Expression of the electrical resistivity of the magnetic dilute alloy is derived by the method used by Kondo when he found the well-known logarithmic singularity. The expression could give reasonable explanation to the experimental results for copper-manganese system with manganese concentration from 0.06 to 5.2 atomic percent in the temperature range between 2K and 300K. In higher concentration above one atomic percent, the resistivity shows a considerable contribution from the logarithmic term in higher temperature range, and the coefficient of the term agrees well with that of the low concentration alloy. On the basis of the above results, the peculiar temperature dependence of Manganin, the standard resistance material, which has 12 percent manganese in copper, could be explained substantially, and very low temperature coefficient of the resistivity near room temperature would be expected from the strong influence of the logarithmic term by Kondo.
The filter pack method used for measuring the radon concentration in air is described. We may estimate the radon concentration by this method assuming radioactive equilibrium among radon and its daughter products. The absolute collection efficiency of a millipore filter whose pore size was 0.3 microns was examined, and it was clarified that the filter collects almost perfectly radioactive aerosols in the air. The radon concentration in the air was measured simultaneously by the charcoal trap method and the filter pack method. The filter pack method was found to be fairly useful for measuring radon concentration in the air.
As a method of measuring the mass transfer rate dM/dt, the rate of change in the intensity of specularly reflected light dI/dt has been employed. In the case of frost deposits, the relation dM/dt=-KdI/dt (K: const.) is shown to hold particularly well. Experiments show that dM/dt is proportional to σ, Re1/2, n1/2 and ƒ(Tm), where σ is the supersaturation with respect to ice, Re. the Reynolds number, n the number of ice islands per unit area of mirror surface and ƒ(Tm) a function of mirror temperature. In addition, n is proportional to Re1/2, exp[ln2(Se)] and (ΔTm/Δt), where Se is the saturation ratio and (ΔTm/Δt) the cooling rate of the mirror surface. The optimum sensitivity for dew-point instrument must be set on the basis of these results.
Hall effect measurement were carried out for vacuum deposited CdSe films at temperatures between -196 and 70°C. The Hall mobility increased exponentially with temperature for the CdSe films of low carrier concentration but Tn(n=1.8-2.2) dependence was observed in the case of high carrier concentration. Variations of Hall mobility, carrier concentration and electrical conductivity of CdSe films as a function of gate electric field were measured on the samples of TFT structure.
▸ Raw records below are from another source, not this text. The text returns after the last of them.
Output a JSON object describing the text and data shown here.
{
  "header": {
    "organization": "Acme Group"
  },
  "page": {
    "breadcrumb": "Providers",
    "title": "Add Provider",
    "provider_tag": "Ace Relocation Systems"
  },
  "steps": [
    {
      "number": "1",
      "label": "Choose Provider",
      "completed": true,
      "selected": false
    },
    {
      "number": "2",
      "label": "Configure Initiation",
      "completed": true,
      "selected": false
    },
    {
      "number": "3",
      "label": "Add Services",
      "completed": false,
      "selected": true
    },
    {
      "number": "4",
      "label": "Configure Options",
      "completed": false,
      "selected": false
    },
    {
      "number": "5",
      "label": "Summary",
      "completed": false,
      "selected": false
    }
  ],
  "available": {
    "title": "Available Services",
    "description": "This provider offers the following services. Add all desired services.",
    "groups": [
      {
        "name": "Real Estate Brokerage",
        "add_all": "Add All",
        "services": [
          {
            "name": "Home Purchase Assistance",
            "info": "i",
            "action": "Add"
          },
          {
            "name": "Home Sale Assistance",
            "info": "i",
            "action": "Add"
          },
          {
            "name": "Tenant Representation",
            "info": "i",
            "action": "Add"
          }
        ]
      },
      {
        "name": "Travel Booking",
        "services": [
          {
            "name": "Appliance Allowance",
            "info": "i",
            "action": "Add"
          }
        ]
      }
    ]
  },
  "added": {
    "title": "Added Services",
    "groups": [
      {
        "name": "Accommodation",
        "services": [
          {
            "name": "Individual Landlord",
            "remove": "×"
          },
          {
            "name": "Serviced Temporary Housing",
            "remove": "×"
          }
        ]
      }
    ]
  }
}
The deposition temperature dependence of the Hall mobility of CdSe films was investigated and it is shown that dependence of gm of the CdSe TFT on the deposition conditions is primarily attributed to the variation of the Hall mobility of the CdSe films. X-ray diffraction and electron microscope studies on CdSe films are also described.